Revenge porn purveyor Hunter Moore out on bail, banned from Internet

Revenge porn pioneer Hunter Moore is out on bail after being indicted Thursday on 15 counts, including conspiracy, seven counts of unauthorized access to a protected computer to obtain information, and seven counts of aggravated identity theft. 

Throughout those counts are a series of indictments against the use of his primary site, Is Anyone Up?, a website that facilitated revenge porn activity—the sharing of nude photos belonging to individuals who did not offer their consent to make such pictures public.

Moore, 27, was released to his parents after posting a $100,000 bond and being told that he is not to use the Internet between now and his trial, currently set for March in Los Angeles. Sacramento’s Fox 40 also reports that Moore will have to completely dismantle his website under the supervision of federal investigators. 

Moore’s rap sheet runs longer than a convoy. It was in 2010 that he opened Is Anyone Up? and immediately drew collective ire and scorn from proponents of human decency and fairness. But the site’s been protected by Section 230 of the Communications Decency Act, and thus was given the chance to prevail.

By Nov. 2011, the site was receiving upwards of 30 million page views per month. It got shut down in April 2012, but revenge porn has charged on, tormenting the lives of those who never planned for it. 

Photo via CBCNews/Twitter

Chase Hoffberger

Chase Hoffberger

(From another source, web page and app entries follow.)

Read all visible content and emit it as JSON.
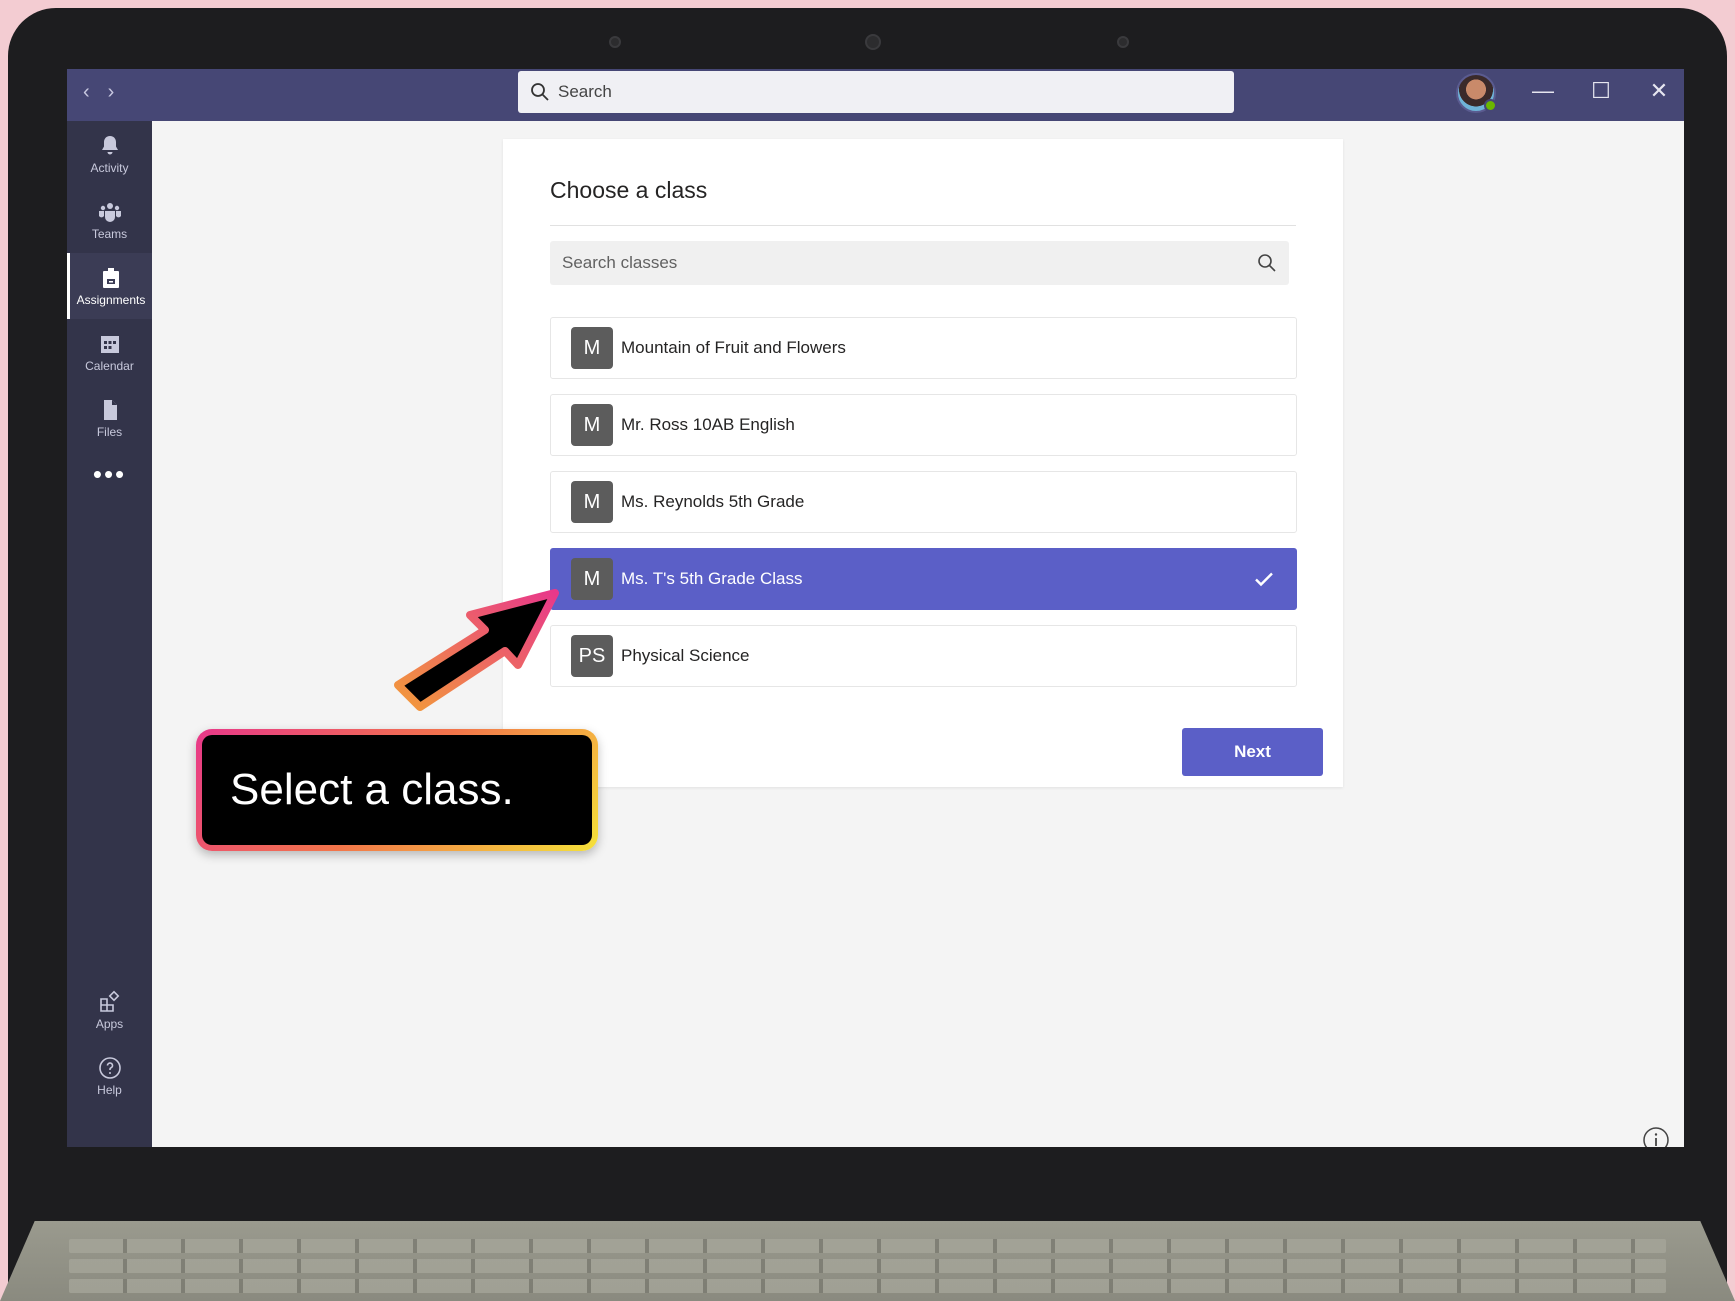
{
  "titlebar": {
    "search_placeholder": "Search",
    "nav_back": "‹",
    "nav_forward": "›",
    "minimize": "—",
    "maximize": "☐",
    "close": "✕"
  },
  "rail": {
    "items": [
      {
        "label": "Activity",
        "icon": "bell-icon"
      },
      {
        "label": "Teams",
        "icon": "teams-icon"
      },
      {
        "label": "Assignments",
        "icon": "assignments-icon"
      },
      {
        "label": "Calendar",
        "icon": "calendar-icon"
      },
      {
        "label": "Files",
        "icon": "files-icon"
      }
    ],
    "more": "•••",
    "apps": "Apps",
    "help": "Help"
  },
  "panel": {
    "title": "Choose a class",
    "search_placeholder": "Search classes",
    "classes": [
      {
        "initials": "M",
        "name": "Mountain of Fruit and Flowers",
        "selected": false
      },
      {
        "initials": "M",
        "name": "Mr. Ross 10AB English",
        "selected": false
      },
      {
        "initials": "M",
        "name": "Ms. Reynolds 5th Grade",
        "selected": false
      },
      {
        "initials": "M",
        "name": "Ms. T's 5th Grade Class",
        "selected": true
      },
      {
        "initials": "PS",
        "name": "Physical Science",
        "selected": false
      }
    ],
    "next_label": "Next"
  },
  "callout": {
    "text": "Select a class."
  },
  "colors": {
    "accent": "#5b5fc7",
    "titlebar": "#464775",
    "rail": "#33344a"
  }
}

Chase Hoffberger reported on YouTube, web culture, and crime for the Daily Dot until 2013, when he joined the Austin Chronicle. Until late 2018, he served as that paper’s news editor and reported on criminal justice and politics.